Here is a list of all the parks my dad and I visited: Vicksburg Military Park, Raymond Military Park, Shiloh Military Park, Corinth Civil War Interpretive Center, Chattanooga Military Park, Kennesaw National Battlefield, Battle of Rivers’ Bridge State Park, Fort Sumter National Monument, Petersburg National Battlefield Park, Fredericksburg/Spotsylvania Battlefield Park, Manassas National Battlefield Park, Bentonville Battlefield State Park, Appomattox Court House National Historical Park, Antietam National Military Park, Harpers Ferry National Historical Park, and Gettysburg National Military Park.

The Lake’s Shore

The Sun rises upon the Lake’s shore
The Sun settles upon the Butte’s face

Animals stir from their slumber
Now they can seek cool relief

Fish chew on the spongy algae
Rabbits munch on the lush sage brush

The boa sleeps on the tree tops
The garter slithers by the roots

Trees wave gently from the Lake’s shore
The grass waves back

Bats stalk silently overhead
Badgers dig diligently below

A horse browses the dense underbrush
A deer grazes the sparse grasslands

Lunge, lunge, the crocodile snaps at its prey
Pounce, pounce, the lion tackles its prey

Stocky birds walk the muddy lake’s shore
The sage grouse hide beneath their namesake

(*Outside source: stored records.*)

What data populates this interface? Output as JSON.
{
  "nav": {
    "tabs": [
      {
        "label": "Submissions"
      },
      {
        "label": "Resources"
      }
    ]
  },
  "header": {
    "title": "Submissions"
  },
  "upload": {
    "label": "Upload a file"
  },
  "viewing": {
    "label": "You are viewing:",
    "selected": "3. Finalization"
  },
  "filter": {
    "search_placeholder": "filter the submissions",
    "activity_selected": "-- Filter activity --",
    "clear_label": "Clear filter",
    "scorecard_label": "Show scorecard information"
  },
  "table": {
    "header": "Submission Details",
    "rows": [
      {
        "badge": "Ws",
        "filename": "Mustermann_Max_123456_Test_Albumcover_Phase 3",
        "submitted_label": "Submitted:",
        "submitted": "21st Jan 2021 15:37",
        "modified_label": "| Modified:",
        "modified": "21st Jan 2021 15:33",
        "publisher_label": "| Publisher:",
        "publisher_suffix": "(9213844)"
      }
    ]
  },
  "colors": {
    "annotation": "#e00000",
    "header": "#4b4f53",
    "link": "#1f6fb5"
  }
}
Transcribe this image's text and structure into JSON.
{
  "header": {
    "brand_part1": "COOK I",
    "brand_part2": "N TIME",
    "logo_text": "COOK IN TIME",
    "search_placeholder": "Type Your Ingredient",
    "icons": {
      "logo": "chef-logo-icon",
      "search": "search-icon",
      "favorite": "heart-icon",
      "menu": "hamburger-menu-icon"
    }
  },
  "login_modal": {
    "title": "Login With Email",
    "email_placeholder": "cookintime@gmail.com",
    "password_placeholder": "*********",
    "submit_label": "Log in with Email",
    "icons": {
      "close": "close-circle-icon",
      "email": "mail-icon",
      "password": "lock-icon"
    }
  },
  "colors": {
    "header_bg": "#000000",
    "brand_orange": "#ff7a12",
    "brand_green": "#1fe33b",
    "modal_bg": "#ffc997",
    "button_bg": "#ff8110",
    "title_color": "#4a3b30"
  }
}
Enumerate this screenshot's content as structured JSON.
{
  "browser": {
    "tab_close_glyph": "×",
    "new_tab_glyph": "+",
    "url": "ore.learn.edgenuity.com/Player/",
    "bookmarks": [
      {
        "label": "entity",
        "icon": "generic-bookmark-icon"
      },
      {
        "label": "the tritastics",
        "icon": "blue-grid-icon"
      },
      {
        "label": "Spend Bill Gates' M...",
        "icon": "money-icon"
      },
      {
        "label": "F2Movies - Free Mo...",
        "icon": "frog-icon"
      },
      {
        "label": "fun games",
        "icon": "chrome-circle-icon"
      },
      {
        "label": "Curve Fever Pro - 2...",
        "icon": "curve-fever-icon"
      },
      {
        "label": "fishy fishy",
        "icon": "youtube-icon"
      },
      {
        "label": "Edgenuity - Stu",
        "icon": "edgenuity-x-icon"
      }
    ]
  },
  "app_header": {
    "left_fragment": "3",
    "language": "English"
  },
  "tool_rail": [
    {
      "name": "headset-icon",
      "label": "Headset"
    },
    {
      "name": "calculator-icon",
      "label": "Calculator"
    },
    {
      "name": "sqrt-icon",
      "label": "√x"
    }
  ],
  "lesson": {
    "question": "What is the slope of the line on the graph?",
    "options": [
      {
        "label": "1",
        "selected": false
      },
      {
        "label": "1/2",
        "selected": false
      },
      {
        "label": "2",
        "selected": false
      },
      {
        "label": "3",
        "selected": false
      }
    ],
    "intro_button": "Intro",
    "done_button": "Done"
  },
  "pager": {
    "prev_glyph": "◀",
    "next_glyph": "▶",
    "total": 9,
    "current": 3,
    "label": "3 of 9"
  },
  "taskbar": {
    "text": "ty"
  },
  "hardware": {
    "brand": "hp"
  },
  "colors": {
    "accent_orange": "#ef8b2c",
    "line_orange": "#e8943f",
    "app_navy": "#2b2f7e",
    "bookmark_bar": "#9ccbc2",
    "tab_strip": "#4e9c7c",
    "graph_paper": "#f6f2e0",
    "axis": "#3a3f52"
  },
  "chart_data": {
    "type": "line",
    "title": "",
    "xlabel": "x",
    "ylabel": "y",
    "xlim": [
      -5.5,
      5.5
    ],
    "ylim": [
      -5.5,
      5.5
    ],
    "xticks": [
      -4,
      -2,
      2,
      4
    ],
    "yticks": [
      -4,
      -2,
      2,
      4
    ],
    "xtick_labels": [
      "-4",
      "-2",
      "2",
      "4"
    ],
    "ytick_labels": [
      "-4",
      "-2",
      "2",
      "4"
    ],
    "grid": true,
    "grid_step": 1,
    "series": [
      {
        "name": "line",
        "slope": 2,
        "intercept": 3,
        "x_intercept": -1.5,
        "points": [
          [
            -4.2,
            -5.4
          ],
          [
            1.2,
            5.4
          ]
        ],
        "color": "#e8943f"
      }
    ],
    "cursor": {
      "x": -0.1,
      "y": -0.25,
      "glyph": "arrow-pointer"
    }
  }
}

Schooling fish scatter from a slight disturbance
The lone prairie dog stands alert from foes

Over the landscape loom palm fronds, they see all
In the hillside huddle aspen groves, they see few

Blue, smothered with green and unknown colors
Brown, blended with green and freckled with flowers

Larger, wetter, call her Begetter
Smaller, drier, call her Harbor

I see it now

A gar swims through the tall grass
And a turtle wades through the dry ground

A chipmunk rests on a lotus leaf
And a pronghorn laps at the lifegiver

Are they one and the same?
This butte that towers over its dry land
And this lake that rests at its bottom

The animals and plants
From two different times
From two different habitats
Yet share the same landscape

They may be dead but they’re still alive
The Begetter may be gone
But the Harbor remembers
She holds tight to what is once was
And reveals to those who only look

I only have to peer outside
And experience their lives implied

The Sun may be setting on the Lake’s shore
But the Sun is rising on the Butte’s face

Ghost Fish

Ghost fish Ghost fish

Tee dum Tee dum

Trapped in the purple Hillza

beNeath the grassHoppers Trillza

Ghost fish Ghost fish

Bazaw Bazaw

Backbone Missing

Ostracods Twistings

Ghost fish Ghost fish

Bazaw Bazaw

Living PostParaDise

Nothing’s here Nothing nice

Ghost fish Ghost fish

Tee dum Tee dum

Dismal Life-like

Salty Bleak-life

Ghost fish Ghost fish

Chip chip Chip chip

Stare Right with the Whita

Stare Back with the Blacka.

Ghost fish Ghost fish

Tee dum Tee dum

Ghost fish Ghost fish

Chip chip Chip chip

Chip

chip